WHITE ADIDAS SNEAKERS. That was one of the first items purchased the week that fashion site Zalando launched its Irish online store.
By coincidence, it’s the very footwear that Zalando co-chief executive Rubin Ritter is sporting on his visit to Dublin to launch the site.
The publicly-listed German fashion e-commerce player operates in several countries around Europe. Founded in 2008, it has 15,000 employees with revenues of €4.5 billion in 2017.
Ireland, alongside the Czech Republic, are the first new markets it has opened up in since 2013.
Despite the bells and whistles of the Irish store launch, Zalando has had a presence in Ireland for three years.
Its offices in Silicon Docks house its ‘fashion insights centre’, a tech development base for research and development and big data analytics using machine learning and artificial intelligence – it staffs 110 people.
“We have been thinking about launching here for a while now,” Ritter said on why it took so long for the company to dip its toes into the Irish market.
“It was just also a question of priorities, we have a lot of topics that we are driving.
“We have a lot of areas that we are investing into and I think over the last few years our pipelines have been so full that we didn’t find the time and the capacity to do it in a proper way.”
The company has invested heavily in its technology development and building a network of 11 warehouses around Europe to streamline logistics.
“There were so many priorities that we were not able to do this (in Ireland) in the last years but now it’s a good moment in time to do it,” Ritter said.
“We also think that our proposition has grown so strong that it will give us quite a lot of advantage towards the Irish consumer.”
In the coming months, Ritter expects that Zalando “will learn a lot about how people here shop fashion” beyond Adidas runners.
Adapting and localising the company’s services to each market is an important component of the company’s business, he added.
“It’s incredibly important when you look at Europe, you think of it as one market because it’s very connected and it’s easy to do commerce across borders but then you look at consumer behaviour, it’s extremely local,” he said
“Typically what we do is we launch with our proposition and we look at the data and we look at the behaviour over time and tailor more to consumer needs.”
All about the data
The Dublin office is largely responsible for data science and engineering and collaborates with the Berlin teams as well.

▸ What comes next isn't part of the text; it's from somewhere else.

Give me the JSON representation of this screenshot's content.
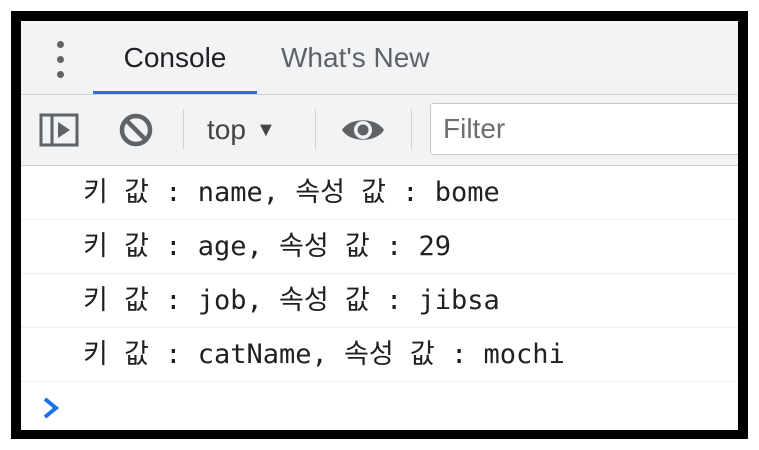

It examines data around how people are searching and browsing the stores to optimise the experience in each market.
The firm recently hired its VP of information Sean Mullaney from Google, where he oversaw big data and engineering teams, to head up Zalando’s ‘fashion insights centre’ in Dublin.
“I’ve inherited a great team here and they’ve built the team in almost three years to over 100 engineers and data scientists,” he said.
“The quality of the candidates coming through the door at the moment is very high,” he added but the competition for talent in Dublin, and globally, is “intense and fierce”.
Zalando has invested heavily in its data science units and engages frequently with the community by publishing research and collaborating with universities.
“I think that’s paid off a lot in terms of being able to attract top talent into the company,” said Mullaney.
The office is continuing to hire and keeps emerging technologies on its radar.
“The fashion industry has always been looking at AR and VR and these different types of virtual experiences to see whether we can improve the customer experience,” Mullaney explained.
“Once those technologies start to mature and move out of early adopter stage, I’m sure we’ll be looking at all of them.”
As a growing tech company in Dublin, the firm faces issues around office accommodation.
The recent announcement from Amazon Web Services that it would create 1,000 jobs in Dublin once again brought up the issue of the housing crisis and new workers flooding into the market will live.
Zalando hires locally and internationally for the Dublin office, said Deirdre O’Brien, the site lead for Ireland.
She added there has been an increase in interest from London-based professionals looking at relocating to Dublin.
“Obviously (the housing shortage) is something that we’re aware of. It hasn’t been anything that’s caused us issues. We provide quite a lot of relocation support to employees. Within their first month we’d give them a lot of support.”
Zalando is quick to tout that it is a pan-European company so Brexit is a concern too. Despite its 11 warehouses around the continent, it still ships across borders.
“I think that Brexit in principle will not impact the way that people shop fashion and continue to shop fashion. They will also continue to want to buy more online,” Ritter said.
Zalando has no immediate plans to open a warehouse in Ireland – that will depend on customer uptake here first.
Regardless, the company is “not excited” about the prospects of Brexit, according to Ritter, given the company’s reliance on the ease of cross-border commerce in the EU.
“It’s a development to us as a company that is concerning overall but we live with the realities,” he said.
“There are also several markets that we ship into that have tariffs, we ship into Switzerland, we ship into Norway quite successfully. I think we can work out all of these things.”